This week the goal is to make 100 contacts while maintaining our pool of about 5 investigators and 2 whole families. We also have a few families of recent converts that we are visiting regularly as well. The next to get married then baptized are Juan y Maritza. They live in a 3 room apartment, which is kind of upper middle class here I think. Some live in one room shacks built really well into the side of the hill. Others have multiple rooms in their apartments and still others own a bank of apartments for themselves and their extended families. Juan and Maritza will be married the 19th and baptized the 20th. Baptisms or marriages happen about every two or three weeks, so the work is moving forward pretty quickly. Drinking is a problem here, but not among those that we are teaching really. I had daisy tea for the first time, and this thing that was in a corn husk (not a tamale, I asked) and no worries that tea didn’t have tea plant in it, really only flavored hot water. Everyone drinks lots of coca cola and inca cola, and we can´t stop at an apartment without the people offering drinks and crackers. Everything is super cheap too. The exchange is like 2.35 soles to 1 dollar, and a sol can buy a small snack like a drink and packet of crackers. Most of the food is really good.
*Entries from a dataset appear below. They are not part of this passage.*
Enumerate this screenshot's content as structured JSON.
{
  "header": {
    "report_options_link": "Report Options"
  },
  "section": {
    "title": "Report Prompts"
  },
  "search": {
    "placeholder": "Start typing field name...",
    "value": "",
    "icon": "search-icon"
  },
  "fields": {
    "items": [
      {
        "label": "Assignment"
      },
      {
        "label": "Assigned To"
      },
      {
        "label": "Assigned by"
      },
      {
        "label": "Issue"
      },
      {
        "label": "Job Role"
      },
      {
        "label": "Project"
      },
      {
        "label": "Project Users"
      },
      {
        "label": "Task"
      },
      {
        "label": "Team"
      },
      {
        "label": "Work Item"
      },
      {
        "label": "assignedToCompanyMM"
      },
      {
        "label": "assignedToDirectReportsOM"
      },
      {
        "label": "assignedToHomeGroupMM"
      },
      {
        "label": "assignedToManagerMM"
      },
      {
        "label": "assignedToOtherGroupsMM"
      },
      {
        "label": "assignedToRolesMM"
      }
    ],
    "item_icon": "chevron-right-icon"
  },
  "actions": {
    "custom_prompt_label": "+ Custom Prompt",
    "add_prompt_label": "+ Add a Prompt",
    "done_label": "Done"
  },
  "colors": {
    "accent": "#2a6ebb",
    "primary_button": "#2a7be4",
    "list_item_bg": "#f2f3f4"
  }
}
A typical meal includes boiled potatoes, a heap of rice, tomatoes soaked in lime and some kind of meat, fried chicken or fish usually. Also, ceviche is a big no no for missionaries and nuts are really uncommon in the cooking, so that’s really good.
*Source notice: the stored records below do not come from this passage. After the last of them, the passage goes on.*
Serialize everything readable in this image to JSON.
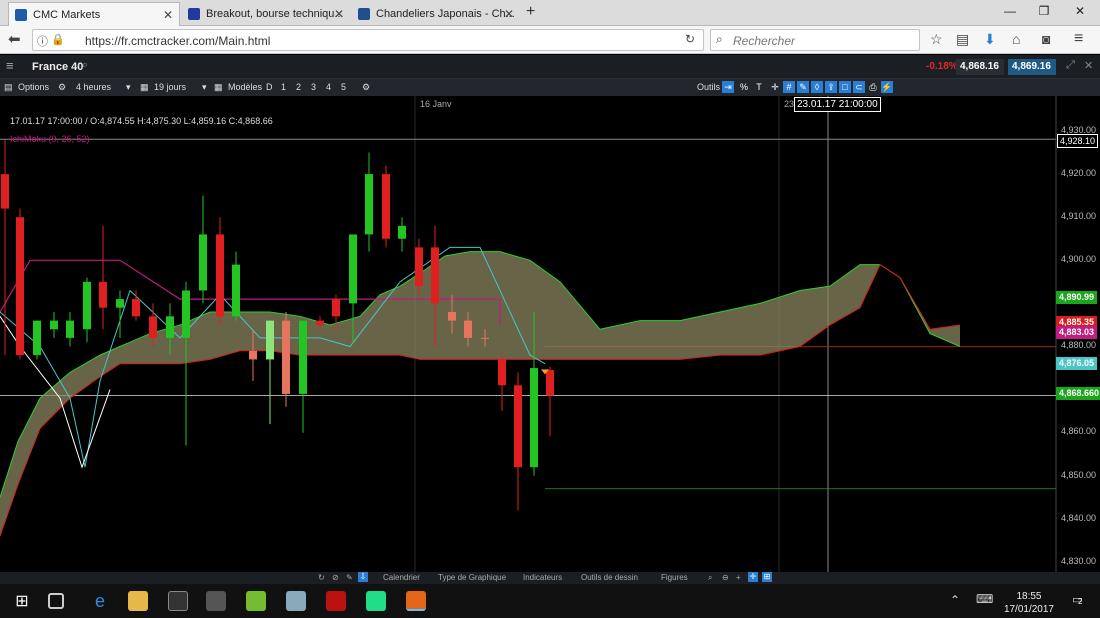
{
  "browser": {
    "tabs": [
      {
        "label": "CMC Markets",
        "icon": "cmc-icon",
        "color": "#1f5aa6"
      },
      {
        "label": "Breakout, bourse techniqu...",
        "icon": "breakout-icon",
        "color": "#213a9c"
      },
      {
        "label": "Chandeliers Japonais - Ch...",
        "icon": "chandeliers-icon",
        "color": "#1f4f8c"
      }
    ],
    "url": "https://fr.cmctracker.com/Main.html",
    "search_placeholder": "Rechercher"
  },
  "app": {
    "instrument": "France 40",
    "change": "-0.18%",
    "bid": "4,868.16",
    "ask": "4,869.16",
    "options_label": "Options",
    "interval": "4 heures",
    "range": "19 jours",
    "models_label": "Modèles",
    "layout_buttons": [
      "D",
      "1",
      "2",
      "3",
      "4",
      "5"
    ],
    "tools_label": "Outils",
    "percent_label": "%",
    "text_tool_label": "T",
    "accent": "#2a7fd4"
  },
  "chart": {
    "info_text": "17.01.17 17:00:00 / O:4,874.55  H:4,875.30  L:4,859.16  C:4,868.66",
    "indicator_label": "IchiMoku (9, 26, 52)",
    "date_label": "16 Janv",
    "date_label2": "23",
    "crosshair_time": "23.01.17 21:00:00",
    "crosshair_price": "4,928.10",
    "price_ticks": [
      "4,930.00",
      "4,920.00",
      "4,910.00",
      "4,900.00",
      "4,880.00",
      "4,860.00",
      "4,850.00",
      "4,840.00",
      "4,830.00"
    ],
    "price_tags": [
      {
        "label": "4,890.99",
        "color": "#1aa51a"
      },
      {
        "label": "4,885.35",
        "color": "#d81b1b"
      },
      {
        "label": "4,883.03",
        "color": "#c01c82"
      },
      {
        "label": "4,876.05",
        "color": "#4ac5c8"
      },
      {
        "label": "4,868.660",
        "color": "#1aa51a"
      }
    ]
  },
  "chart_data": {
    "type": "candlestick",
    "title": "France 40",
    "interval": "4 heures",
    "ylim": [
      4830,
      4930
    ],
    "candles": [
      {
        "o": 4920,
        "h": 4928,
        "l": 4878,
        "c": 4912,
        "dir": "down"
      },
      {
        "o": 4910,
        "h": 4912,
        "l": 4877,
        "c": 4878,
        "dir": "down"
      },
      {
        "o": 4878,
        "h": 4886,
        "l": 4877,
        "c": 4886,
        "dir": "up"
      },
      {
        "o": 4884,
        "h": 4888,
        "l": 4882,
        "c": 4886,
        "dir": "up"
      },
      {
        "o": 4882,
        "h": 4888,
        "l": 4880,
        "c": 4886,
        "dir": "up"
      },
      {
        "o": 4884,
        "h": 4896,
        "l": 4881,
        "c": 4895,
        "dir": "up"
      },
      {
        "o": 4895,
        "h": 4908,
        "l": 4884,
        "c": 4889,
        "dir": "down"
      },
      {
        "o": 4889,
        "h": 4893,
        "l": 4882,
        "c": 4891,
        "dir": "up"
      },
      {
        "o": 4891,
        "h": 4893,
        "l": 4886,
        "c": 4887,
        "dir": "down"
      },
      {
        "o": 4887,
        "h": 4890,
        "l": 4880,
        "c": 4882,
        "dir": "down"
      },
      {
        "o": 4882,
        "h": 4890,
        "l": 4878,
        "c": 4887,
        "dir": "up"
      },
      {
        "o": 4882,
        "h": 4895,
        "l": 4857,
        "c": 4893,
        "dir": "up"
      },
      {
        "o": 4893,
        "h": 4915,
        "l": 4890,
        "c": 4906,
        "dir": "up"
      },
      {
        "o": 4906,
        "h": 4910,
        "l": 4885,
        "c": 4887,
        "dir": "down"
      },
      {
        "o": 4887,
        "h": 4902,
        "l": 4886,
        "c": 4899,
        "dir": "up"
      },
      {
        "o": 4879,
        "h": 4884,
        "l": 4872,
        "c": 4877,
        "dir": "down"
      },
      {
        "o": 4877,
        "h": 4886,
        "l": 4862,
        "c": 4886,
        "dir": "up"
      },
      {
        "o": 4886,
        "h": 4888,
        "l": 4866,
        "c": 4869,
        "dir": "down"
      },
      {
        "o": 4869,
        "h": 4886,
        "l": 4860,
        "c": 4886,
        "dir": "up"
      },
      {
        "o": 4886,
        "h": 4887,
        "l": 4884,
        "c": 4885,
        "dir": "up"
      },
      {
        "o": 4887,
        "h": 4892,
        "l": 4884,
        "c": 4891,
        "dir": "down"
      },
      {
        "o": 4890,
        "h": 4904,
        "l": 4881,
        "c": 4906,
        "dir": "up"
      },
      {
        "o": 4906,
        "h": 4925,
        "l": 4902,
        "c": 4920,
        "dir": "up"
      },
      {
        "o": 4920,
        "h": 4922,
        "l": 4903,
        "c": 4905,
        "dir": "down"
      },
      {
        "o": 4905,
        "h": 4910,
        "l": 4902,
        "c": 4908,
        "dir": "up"
      },
      {
        "o": 4903,
        "h": 4905,
        "l": 4892,
        "c": 4894,
        "dir": "down"
      },
      {
        "o": 4903,
        "h": 4908,
        "l": 4880,
        "c": 4890,
        "dir": "down"
      },
      {
        "o": 4888,
        "h": 4892,
        "l": 4883,
        "c": 4886,
        "dir": "down"
      },
      {
        "o": 4886,
        "h": 4888,
        "l": 4880,
        "c": 4882,
        "dir": "down"
      },
      {
        "o": 4882,
        "h": 4884,
        "l": 4880,
        "c": 4882,
        "dir": "down"
      },
      {
        "o": 4877,
        "h": 4878,
        "l": 4865,
        "c": 4871,
        "dir": "down"
      },
      {
        "o": 4871,
        "h": 4874,
        "l": 4842,
        "c": 4852,
        "dir": "down"
      },
      {
        "o": 4852,
        "h": 4888,
        "l": 4850,
        "c": 4875,
        "dir": "up"
      },
      {
        "o": 4874.55,
        "h": 4875.3,
        "l": 4859.16,
        "c": 4868.66,
        "dir": "down"
      }
    ]
  },
  "bottom_tools": [
    "Calendrier",
    "Type de Graphique",
    "Indicateurs",
    "Outils de dessin",
    "Figures"
  ],
  "taskbar": {
    "time": "18:55",
    "date": "17/01/2017",
    "notifications": "2"
  }
}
Weather is humid, a little warm for my taste. It’s about 70 or 75 during the day and 55 or so at night, and really comfortable then. We walk everywhere in our little area and the common job is taxi driver. Traffic is absolutely crazy! I don't think I've seen any accidents either, and that’s even crazier. People drive slower than on Keene, but they drive close and they don’t stop for anyone, which is only a problem on the bigger streets. Today I saw a dog get hit by a bus, and just run screaming away (redact that for grandma’s sake) there are dogs absolutely everywhere, and none look right, mixes of breeds like a poodle head with the body of a dachshund. I have only been confronted with one, and I accidentally kicked it when it got too close, a reflex I promise...most dogs run if you yell “afuera!” at them. Uhhh I don't know what else to write, so send me questions. I am attaching a few pictures of our room and also of some street sights.
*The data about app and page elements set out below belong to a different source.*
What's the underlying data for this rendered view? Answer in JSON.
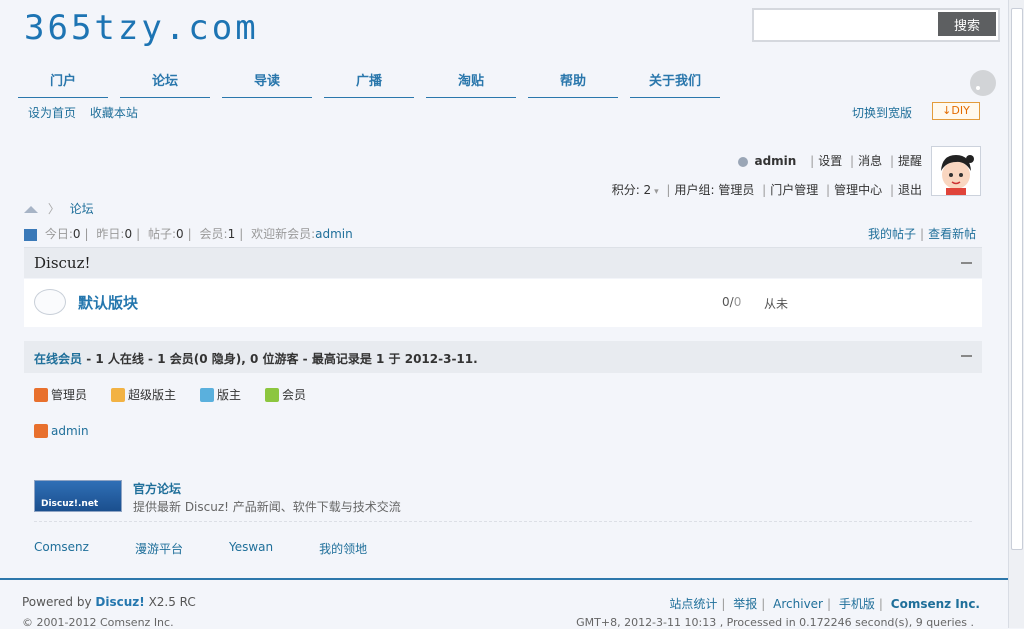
{
  "logo": "365tzy.com",
  "search": {
    "placeholder": "",
    "button": "搜索"
  },
  "nav": [
    "门户",
    "论坛",
    "导读",
    "广播",
    "淘贴",
    "帮助",
    "关于我们"
  ],
  "quick_links": [
    "设为首页",
    "收藏本站"
  ],
  "switch_wide": "切换到宽版",
  "diy": "↓DIY",
  "user": {
    "name": "admin",
    "row1": [
      "设置",
      "消息",
      "提醒"
    ],
    "points_label": "积分: 2",
    "row2": [
      "用户组: 管理员",
      "门户管理",
      "管理中心",
      "退出"
    ]
  },
  "breadcrumb": "论坛",
  "stats": {
    "today_label": "今日:",
    "today": "0",
    "yesterday_label": "昨日:",
    "yesterday": "0",
    "posts_label": "帖子:",
    "posts": "0",
    "members_label": "会员:",
    "members": "1",
    "welcome_label": "欢迎新会员:",
    "welcome_user": "admin"
  },
  "my_posts": "我的帖子",
  "new_posts": "查看新帖",
  "category": "Discuz!",
  "forum": {
    "name": "默认版块",
    "count": "0",
    "count2": "0",
    "last": "从未"
  },
  "online": {
    "label": "在线会员",
    "text": " - 1 人在线 - 1 会员(0 隐身), 0 位游客 - 最高记录是 1 于 2012-3-11.",
    "legend": [
      "管理员",
      "超级版主",
      "版主",
      "会员"
    ],
    "user": "admin"
  },
  "official": {
    "banner": "Discuz!.net",
    "title": "官方论坛",
    "desc": "提供最新 Discuz! 产品新闻、软件下载与技术交流"
  },
  "links": [
    "Comsenz",
    "漫游平台",
    "Yeswan",
    "我的领地"
  ],
  "footer": {
    "powered_prefix": "Powered by",
    "powered_brand": "Discuz!",
    "version": "X2.5 RC",
    "links": [
      "站点统计",
      "举报",
      "Archiver",
      "手机版",
      "Comsenz Inc."
    ],
    "copyright": "© 2001-2012 Comsenz Inc.",
    "gmt": "GMT+8, 2012-3-11 10:13 , Processed in 0.172246 second(s), 9 queries ."
  },
  "colors": {
    "accent": "#1f6f9a",
    "nav_blue": "#2a77ac",
    "diy_orange": "#e36b00"
  }
}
I love you all. It sounds like the major thing from the other emails I received is to have faith. That’s big here as well. If I don't have faith to learn the language or the area, how am I supposed to get anything done. Life as a whole is an act of faith because no one knows how everything works out, but it does! Congrats to Darci and Joe on the fabulous internships achievements. Also to Kolby for his soccer and keeping the grades up.



Elder Nelson